17. DEATH OF A NAG by M.C. Beaton. I couldn’t find this eleventh book in the Hamish MacBeth series anywhere in print (except for a couple way-too-expensive used copies) so decided to download the audio version free from the library. The author’s voice was kind of annoying but it was a short book and I got used to it after awhile. I found with this book that I did not figure out the murderer early on as I often do with these MacBeth books—perhaps since I was listening and not *seeing the words* I lost some advantage there? I don’t know, but doing an audiobook did end up being a nice change and let me catch up by an additional book in the series without the side effect of being “too much Hamish” so soon after having read the previous book. Hamish is off to a small town boarding house for a holiday to recover from his broken engagement to Priscilla and the scorn of the Lochdubh villagers. Of course he ends up involved in a murder case when one of the boarding house guests, an obnoxious man that Hamish himself punched out the day before, ends up dead. And I learned how to pronounce "Lochdubh" as well. LOL In the end, I did enjoy the story although a beloved member of the usual cast of characters dies in the book. A-.

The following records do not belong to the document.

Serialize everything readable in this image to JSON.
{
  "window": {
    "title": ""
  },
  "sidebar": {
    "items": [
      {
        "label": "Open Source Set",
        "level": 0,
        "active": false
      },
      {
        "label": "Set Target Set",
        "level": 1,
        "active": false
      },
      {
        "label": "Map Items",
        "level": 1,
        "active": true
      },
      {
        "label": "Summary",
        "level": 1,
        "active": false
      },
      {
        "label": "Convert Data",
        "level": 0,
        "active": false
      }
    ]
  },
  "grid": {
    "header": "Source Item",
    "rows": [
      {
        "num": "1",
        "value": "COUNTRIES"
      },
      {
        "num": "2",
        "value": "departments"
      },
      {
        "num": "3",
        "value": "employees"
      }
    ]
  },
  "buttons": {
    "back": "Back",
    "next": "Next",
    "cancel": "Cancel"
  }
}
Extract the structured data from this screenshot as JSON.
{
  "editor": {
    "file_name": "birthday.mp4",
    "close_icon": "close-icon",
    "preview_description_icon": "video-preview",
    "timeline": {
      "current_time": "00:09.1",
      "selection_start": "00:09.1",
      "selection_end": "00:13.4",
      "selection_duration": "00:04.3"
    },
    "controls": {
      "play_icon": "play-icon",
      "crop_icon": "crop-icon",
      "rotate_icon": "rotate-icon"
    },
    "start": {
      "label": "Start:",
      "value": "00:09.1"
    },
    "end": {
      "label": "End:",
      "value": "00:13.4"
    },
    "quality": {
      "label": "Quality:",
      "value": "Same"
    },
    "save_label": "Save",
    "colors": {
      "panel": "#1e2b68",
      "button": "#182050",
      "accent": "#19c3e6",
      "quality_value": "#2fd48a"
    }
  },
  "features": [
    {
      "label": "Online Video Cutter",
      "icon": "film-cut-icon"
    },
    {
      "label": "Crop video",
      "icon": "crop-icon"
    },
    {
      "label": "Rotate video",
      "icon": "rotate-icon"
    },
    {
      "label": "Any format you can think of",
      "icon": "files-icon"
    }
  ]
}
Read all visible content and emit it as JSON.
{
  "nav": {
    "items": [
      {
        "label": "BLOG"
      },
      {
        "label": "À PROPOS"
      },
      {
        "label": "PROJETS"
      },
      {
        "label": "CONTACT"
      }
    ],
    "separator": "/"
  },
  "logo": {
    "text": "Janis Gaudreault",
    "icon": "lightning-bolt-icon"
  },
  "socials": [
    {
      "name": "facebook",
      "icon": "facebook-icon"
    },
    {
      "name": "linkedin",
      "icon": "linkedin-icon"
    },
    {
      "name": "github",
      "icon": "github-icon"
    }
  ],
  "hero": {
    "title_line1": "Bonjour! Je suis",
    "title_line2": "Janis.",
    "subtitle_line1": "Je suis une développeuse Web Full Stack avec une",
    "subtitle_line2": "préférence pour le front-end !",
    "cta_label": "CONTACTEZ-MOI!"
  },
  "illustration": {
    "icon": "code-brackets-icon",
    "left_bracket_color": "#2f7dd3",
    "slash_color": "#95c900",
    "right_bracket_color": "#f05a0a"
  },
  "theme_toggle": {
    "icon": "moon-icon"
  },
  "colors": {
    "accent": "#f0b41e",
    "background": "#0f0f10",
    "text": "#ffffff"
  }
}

18. DEATH OF A HOLLOW MAN by Caroline Graham. Second Inspector Barnaby mystery, and very much a pleasure to read, with interesting, well-fleshed characters and a tightly woven mystery that I did not figure out until the end. In the local amateur theatre production, in which Barnaby’s wife Joyce has a small part, the obnoxious leading man does himself in with a straight razor that was supposed to be well-coated with tape to blunt it. Who had motive? Almost everyone in the company. Opportunity? Only a few people—and none of those had a very strong motive. Unless there’s a motive that no one suspects—but what? It takes a few offhand comments to jar Barnaby’s memory and then the puzzle pieces start falling together. Graham makes this ‘composite’ type book—where the story switches point of view many times between most of the characters—work well. I’ve read some books done in this style that I didn’t care for. It was refreshing to read a British police procedural where the police detective and all his nasty habits and personal problems was not the prime focus of the book—the mystery was. While Barnaby is a nice, stable character, we don’t know a whole lot about him just yet—but it’s okay. It’s not because he’s shallow, it’s just that the actual story, the suspects and the mystery take the forefront. We get heady glimpses into all their lives, Barnaby’s included. I liked this, a lot! A.

· Passage by Connie Willis. An interesting premise for a story, but though I gave it 175 pages, it felt like the story was going nowhere, getting bogged down in endless piddly details that I found very tedious to slog through. So I quit.
· The Fire in the Flint by Candace Robb. Quite a disappointment, as I love her Owen Archer series, and thought the first book in this series (Margaret Kerr) was okay. I read almost 100 pages and found myself bored and that I didn’t give a hoot about the protagonist. I even set it aside for a few days and gave it another try to no avail—I just could not get interested.
· Hôtel Transylvania by Chelsea Quinn Yarbro. No one warned me it was romance! LOL Plus, all that lace, silk and powdered hair in 18th century France…yeck!